### ACTIVITY:
From the entries below, gather every line containing the string "summary".

### Entries from a dataset of interfaces:

Start of Block

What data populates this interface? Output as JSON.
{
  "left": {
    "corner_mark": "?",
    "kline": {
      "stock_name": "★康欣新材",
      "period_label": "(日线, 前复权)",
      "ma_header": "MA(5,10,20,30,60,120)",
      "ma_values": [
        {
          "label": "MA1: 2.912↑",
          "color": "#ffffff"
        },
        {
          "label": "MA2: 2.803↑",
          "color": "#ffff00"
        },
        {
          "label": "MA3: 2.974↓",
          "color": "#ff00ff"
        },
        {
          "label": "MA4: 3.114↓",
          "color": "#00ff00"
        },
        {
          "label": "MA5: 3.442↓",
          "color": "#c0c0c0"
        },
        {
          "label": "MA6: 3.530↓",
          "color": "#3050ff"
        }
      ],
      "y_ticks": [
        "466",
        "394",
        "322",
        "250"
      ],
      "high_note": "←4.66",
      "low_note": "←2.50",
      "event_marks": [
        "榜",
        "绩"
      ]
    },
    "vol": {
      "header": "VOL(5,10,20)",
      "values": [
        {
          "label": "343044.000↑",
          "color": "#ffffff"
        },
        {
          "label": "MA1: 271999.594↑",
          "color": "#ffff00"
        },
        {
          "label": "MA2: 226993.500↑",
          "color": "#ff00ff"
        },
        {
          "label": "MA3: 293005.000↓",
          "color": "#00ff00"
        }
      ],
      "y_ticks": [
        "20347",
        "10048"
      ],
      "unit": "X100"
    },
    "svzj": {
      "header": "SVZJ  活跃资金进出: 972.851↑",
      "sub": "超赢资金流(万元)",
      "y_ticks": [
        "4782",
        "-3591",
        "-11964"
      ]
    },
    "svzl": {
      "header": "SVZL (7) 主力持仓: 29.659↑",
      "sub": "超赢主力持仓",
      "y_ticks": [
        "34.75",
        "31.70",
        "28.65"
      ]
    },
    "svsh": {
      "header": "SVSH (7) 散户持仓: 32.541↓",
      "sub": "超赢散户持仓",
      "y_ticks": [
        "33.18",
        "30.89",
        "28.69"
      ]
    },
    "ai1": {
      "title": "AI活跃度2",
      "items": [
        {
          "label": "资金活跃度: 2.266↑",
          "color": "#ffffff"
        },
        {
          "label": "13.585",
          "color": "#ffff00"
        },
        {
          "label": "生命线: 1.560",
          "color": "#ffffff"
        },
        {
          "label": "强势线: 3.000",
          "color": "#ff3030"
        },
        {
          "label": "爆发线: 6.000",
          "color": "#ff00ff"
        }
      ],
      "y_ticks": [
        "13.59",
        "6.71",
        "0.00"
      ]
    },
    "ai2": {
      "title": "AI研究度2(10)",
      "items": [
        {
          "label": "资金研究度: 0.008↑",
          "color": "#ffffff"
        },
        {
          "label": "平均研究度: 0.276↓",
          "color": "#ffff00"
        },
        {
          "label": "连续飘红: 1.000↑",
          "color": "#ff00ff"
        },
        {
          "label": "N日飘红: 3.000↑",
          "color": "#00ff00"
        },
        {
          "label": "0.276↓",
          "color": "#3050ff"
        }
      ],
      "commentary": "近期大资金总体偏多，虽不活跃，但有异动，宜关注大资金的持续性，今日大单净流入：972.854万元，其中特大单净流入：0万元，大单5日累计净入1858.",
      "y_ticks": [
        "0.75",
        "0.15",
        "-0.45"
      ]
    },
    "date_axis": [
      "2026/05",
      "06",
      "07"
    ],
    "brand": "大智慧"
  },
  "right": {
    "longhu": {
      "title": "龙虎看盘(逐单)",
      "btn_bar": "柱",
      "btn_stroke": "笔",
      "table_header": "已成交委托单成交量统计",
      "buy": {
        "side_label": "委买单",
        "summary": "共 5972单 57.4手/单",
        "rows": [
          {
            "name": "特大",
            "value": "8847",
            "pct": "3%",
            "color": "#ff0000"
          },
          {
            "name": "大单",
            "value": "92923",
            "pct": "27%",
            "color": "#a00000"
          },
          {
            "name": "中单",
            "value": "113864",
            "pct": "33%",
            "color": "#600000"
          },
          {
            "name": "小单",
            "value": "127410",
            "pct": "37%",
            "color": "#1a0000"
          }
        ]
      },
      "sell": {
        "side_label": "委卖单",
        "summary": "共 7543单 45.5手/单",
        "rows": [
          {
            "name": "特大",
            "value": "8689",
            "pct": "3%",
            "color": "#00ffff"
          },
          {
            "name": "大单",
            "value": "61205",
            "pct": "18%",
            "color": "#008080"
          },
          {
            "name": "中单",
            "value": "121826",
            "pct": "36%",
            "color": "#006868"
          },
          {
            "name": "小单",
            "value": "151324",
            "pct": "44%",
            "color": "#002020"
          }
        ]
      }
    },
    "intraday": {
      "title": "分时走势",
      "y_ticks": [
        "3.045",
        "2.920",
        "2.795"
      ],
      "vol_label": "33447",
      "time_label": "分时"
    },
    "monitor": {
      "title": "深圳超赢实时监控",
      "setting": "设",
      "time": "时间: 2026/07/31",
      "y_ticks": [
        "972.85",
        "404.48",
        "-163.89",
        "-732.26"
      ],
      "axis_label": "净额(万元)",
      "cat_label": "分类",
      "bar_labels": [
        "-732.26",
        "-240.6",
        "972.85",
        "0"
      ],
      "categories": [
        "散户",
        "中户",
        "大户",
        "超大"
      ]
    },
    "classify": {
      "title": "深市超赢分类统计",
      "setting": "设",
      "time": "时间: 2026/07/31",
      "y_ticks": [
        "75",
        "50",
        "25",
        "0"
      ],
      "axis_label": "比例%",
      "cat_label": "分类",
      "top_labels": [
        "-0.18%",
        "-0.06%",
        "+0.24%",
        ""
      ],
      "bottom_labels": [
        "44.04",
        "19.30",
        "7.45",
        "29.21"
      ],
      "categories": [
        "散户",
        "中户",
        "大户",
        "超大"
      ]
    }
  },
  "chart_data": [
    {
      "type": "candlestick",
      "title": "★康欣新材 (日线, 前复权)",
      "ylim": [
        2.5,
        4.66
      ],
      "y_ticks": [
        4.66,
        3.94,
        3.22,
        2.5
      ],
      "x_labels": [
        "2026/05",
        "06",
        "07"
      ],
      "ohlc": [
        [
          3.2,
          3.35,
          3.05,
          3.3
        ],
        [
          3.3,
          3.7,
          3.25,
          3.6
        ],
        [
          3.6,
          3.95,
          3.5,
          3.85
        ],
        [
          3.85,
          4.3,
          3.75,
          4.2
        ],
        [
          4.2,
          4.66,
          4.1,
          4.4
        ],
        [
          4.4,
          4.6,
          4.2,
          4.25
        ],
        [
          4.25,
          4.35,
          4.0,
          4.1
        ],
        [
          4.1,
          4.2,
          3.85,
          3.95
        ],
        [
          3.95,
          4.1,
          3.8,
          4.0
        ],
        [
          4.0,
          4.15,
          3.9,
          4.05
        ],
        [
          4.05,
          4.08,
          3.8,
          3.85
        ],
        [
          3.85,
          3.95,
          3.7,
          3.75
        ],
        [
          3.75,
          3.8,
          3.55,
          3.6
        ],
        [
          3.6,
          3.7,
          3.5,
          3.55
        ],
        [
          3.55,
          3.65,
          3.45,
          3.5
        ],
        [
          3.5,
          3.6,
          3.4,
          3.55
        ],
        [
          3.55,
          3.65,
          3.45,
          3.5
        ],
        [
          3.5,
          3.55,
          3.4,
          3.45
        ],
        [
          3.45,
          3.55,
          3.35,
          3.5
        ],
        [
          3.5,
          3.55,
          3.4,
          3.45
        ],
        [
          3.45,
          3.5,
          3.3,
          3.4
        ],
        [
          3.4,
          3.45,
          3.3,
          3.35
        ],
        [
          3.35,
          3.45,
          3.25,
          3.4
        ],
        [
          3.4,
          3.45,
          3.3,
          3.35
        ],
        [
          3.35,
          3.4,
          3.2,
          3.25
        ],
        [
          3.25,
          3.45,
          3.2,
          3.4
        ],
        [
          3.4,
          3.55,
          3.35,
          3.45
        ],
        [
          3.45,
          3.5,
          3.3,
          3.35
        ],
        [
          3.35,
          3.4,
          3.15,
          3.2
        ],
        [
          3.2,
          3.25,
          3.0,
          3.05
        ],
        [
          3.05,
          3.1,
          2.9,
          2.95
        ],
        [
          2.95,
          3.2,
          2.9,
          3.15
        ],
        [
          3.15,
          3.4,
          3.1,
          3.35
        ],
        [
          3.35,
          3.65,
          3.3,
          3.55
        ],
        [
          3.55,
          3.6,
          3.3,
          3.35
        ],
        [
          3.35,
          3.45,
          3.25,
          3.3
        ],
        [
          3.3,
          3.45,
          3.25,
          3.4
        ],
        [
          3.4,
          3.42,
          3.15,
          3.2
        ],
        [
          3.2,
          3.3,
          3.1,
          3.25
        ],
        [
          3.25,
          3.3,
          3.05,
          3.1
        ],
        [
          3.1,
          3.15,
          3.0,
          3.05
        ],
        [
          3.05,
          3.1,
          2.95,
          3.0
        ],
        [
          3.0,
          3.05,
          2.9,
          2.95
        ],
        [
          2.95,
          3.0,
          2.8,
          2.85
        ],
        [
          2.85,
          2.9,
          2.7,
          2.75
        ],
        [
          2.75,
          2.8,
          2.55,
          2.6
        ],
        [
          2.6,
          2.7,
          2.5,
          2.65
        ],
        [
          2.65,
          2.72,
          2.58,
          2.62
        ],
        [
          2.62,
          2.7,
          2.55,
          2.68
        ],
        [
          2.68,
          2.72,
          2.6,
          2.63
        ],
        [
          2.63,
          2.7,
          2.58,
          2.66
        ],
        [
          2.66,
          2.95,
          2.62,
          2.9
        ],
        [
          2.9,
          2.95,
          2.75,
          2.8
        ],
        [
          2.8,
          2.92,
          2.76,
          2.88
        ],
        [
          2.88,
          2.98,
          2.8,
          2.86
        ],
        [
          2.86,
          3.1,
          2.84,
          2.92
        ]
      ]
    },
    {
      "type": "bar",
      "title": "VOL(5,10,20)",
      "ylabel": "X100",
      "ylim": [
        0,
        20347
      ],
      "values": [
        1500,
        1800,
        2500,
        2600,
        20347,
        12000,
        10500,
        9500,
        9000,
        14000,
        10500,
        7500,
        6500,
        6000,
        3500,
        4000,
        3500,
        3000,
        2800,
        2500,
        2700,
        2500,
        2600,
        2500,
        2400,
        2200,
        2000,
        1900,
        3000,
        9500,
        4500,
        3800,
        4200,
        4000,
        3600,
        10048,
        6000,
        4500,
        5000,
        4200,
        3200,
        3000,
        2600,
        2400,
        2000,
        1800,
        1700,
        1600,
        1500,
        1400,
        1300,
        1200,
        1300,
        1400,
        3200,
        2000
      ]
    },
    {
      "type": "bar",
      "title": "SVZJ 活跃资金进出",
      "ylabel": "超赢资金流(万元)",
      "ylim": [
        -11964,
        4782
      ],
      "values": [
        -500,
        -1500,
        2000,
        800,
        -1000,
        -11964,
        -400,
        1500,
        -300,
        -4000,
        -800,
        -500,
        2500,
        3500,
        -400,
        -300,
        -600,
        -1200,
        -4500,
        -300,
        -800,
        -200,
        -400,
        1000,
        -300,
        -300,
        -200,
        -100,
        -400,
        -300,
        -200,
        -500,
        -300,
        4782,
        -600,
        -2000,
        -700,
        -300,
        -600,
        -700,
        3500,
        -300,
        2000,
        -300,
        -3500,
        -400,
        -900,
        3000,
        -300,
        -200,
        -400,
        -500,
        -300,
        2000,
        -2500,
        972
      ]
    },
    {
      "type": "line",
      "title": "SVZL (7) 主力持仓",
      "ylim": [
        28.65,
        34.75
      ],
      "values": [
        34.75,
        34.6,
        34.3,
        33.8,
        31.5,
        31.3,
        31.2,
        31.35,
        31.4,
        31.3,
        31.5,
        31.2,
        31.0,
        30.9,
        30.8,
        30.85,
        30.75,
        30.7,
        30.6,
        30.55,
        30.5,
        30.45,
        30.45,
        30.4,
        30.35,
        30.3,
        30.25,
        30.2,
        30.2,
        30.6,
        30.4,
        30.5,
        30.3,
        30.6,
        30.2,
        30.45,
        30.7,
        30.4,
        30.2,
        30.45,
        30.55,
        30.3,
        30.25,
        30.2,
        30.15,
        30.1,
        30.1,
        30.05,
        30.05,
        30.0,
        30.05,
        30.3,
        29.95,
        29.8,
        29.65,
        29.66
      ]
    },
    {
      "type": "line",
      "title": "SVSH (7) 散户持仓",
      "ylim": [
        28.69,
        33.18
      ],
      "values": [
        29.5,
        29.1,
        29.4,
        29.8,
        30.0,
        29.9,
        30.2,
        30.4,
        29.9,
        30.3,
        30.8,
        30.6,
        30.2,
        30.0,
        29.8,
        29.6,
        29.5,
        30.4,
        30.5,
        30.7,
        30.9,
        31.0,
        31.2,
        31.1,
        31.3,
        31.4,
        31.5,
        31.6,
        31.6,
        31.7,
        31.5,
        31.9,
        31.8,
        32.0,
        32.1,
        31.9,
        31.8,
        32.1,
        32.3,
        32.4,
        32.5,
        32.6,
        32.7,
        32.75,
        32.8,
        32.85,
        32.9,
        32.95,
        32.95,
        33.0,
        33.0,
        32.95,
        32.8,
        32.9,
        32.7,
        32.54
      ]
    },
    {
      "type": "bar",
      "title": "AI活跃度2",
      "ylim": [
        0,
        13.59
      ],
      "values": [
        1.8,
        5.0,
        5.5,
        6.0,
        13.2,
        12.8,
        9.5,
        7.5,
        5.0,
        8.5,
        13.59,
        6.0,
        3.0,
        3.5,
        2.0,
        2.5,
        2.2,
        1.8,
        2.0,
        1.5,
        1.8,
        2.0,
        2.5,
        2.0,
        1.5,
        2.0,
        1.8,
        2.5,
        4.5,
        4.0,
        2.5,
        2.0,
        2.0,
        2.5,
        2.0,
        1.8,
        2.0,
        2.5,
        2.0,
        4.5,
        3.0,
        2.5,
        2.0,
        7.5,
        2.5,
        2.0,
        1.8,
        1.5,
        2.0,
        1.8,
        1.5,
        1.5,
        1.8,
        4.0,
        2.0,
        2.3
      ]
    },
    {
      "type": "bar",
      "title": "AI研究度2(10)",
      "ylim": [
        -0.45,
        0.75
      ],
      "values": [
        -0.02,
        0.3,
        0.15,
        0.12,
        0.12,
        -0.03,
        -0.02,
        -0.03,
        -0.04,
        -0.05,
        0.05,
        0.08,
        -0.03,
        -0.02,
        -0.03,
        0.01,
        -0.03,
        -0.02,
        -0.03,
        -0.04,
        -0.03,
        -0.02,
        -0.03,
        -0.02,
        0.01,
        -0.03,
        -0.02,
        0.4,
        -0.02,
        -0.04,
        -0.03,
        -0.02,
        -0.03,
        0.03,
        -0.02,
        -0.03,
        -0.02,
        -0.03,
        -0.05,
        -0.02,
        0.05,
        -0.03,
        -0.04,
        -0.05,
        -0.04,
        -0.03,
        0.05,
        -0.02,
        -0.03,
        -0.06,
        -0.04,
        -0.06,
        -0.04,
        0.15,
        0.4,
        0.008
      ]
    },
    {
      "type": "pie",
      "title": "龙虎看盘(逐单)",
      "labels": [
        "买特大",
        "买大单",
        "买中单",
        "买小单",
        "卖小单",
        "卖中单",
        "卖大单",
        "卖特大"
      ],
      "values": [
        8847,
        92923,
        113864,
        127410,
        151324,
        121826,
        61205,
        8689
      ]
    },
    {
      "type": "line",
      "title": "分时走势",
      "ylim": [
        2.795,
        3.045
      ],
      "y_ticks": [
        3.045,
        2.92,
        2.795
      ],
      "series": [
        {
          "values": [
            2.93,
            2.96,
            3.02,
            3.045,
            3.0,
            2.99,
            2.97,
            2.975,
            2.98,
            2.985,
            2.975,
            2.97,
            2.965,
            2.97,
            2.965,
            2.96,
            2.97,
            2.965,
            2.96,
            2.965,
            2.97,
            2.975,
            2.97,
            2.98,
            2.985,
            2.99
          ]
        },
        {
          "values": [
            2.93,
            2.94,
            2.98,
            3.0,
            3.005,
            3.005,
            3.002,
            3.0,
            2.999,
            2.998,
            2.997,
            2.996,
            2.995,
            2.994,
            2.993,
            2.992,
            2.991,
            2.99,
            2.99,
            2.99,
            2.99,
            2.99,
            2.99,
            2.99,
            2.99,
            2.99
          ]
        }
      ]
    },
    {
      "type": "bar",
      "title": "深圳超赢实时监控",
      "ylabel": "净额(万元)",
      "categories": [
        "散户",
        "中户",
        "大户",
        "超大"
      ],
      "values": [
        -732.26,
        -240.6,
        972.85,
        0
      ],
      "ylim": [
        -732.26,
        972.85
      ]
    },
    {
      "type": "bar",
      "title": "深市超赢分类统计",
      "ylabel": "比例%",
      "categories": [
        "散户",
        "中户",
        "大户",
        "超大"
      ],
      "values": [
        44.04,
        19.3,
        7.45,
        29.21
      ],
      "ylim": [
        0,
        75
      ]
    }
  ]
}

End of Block

### REPLY TO THE TASK:
        "summary": "共 5972单 57.4手/单",
        "summary": "共 7543单 45.5手/单",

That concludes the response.